* ABOUT THIS TASK
Across the data below, how many lines have the word "title" in them? Respond with the number alone.

[EXERCISE DATA — start]

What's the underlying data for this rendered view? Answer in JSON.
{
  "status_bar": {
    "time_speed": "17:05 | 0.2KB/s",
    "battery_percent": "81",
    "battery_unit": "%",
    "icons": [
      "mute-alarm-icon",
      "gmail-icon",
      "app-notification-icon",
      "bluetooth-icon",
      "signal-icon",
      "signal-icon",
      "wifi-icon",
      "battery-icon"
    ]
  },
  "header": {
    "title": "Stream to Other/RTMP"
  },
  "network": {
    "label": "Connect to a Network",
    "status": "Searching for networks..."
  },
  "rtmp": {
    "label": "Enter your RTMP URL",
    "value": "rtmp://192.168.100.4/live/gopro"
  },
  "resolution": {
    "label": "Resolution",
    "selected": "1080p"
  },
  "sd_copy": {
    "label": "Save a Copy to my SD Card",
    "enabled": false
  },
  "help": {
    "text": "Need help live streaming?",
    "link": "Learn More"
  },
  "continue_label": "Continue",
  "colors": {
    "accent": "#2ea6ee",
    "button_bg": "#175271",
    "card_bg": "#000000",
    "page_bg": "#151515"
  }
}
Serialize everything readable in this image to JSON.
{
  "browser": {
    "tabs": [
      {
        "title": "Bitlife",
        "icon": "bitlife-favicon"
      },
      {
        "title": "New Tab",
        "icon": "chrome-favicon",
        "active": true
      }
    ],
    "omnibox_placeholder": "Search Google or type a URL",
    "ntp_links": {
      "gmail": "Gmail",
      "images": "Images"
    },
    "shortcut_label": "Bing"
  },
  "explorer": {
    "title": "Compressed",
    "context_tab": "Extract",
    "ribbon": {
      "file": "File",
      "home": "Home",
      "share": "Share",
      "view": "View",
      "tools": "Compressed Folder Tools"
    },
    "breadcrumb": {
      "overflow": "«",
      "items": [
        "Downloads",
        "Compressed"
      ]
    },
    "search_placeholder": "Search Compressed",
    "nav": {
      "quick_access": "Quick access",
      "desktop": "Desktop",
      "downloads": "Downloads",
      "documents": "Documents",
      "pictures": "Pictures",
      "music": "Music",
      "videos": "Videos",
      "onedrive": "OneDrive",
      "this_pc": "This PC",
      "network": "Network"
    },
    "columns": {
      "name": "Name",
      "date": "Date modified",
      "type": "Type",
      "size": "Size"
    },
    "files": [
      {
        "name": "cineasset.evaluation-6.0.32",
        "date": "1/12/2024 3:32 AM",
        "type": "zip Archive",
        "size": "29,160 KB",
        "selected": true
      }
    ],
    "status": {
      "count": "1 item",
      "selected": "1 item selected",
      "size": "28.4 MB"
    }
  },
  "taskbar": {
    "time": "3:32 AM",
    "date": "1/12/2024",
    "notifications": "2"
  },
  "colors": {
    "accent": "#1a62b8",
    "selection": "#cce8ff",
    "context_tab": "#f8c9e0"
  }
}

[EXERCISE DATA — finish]

* YOUR SOLUTION
4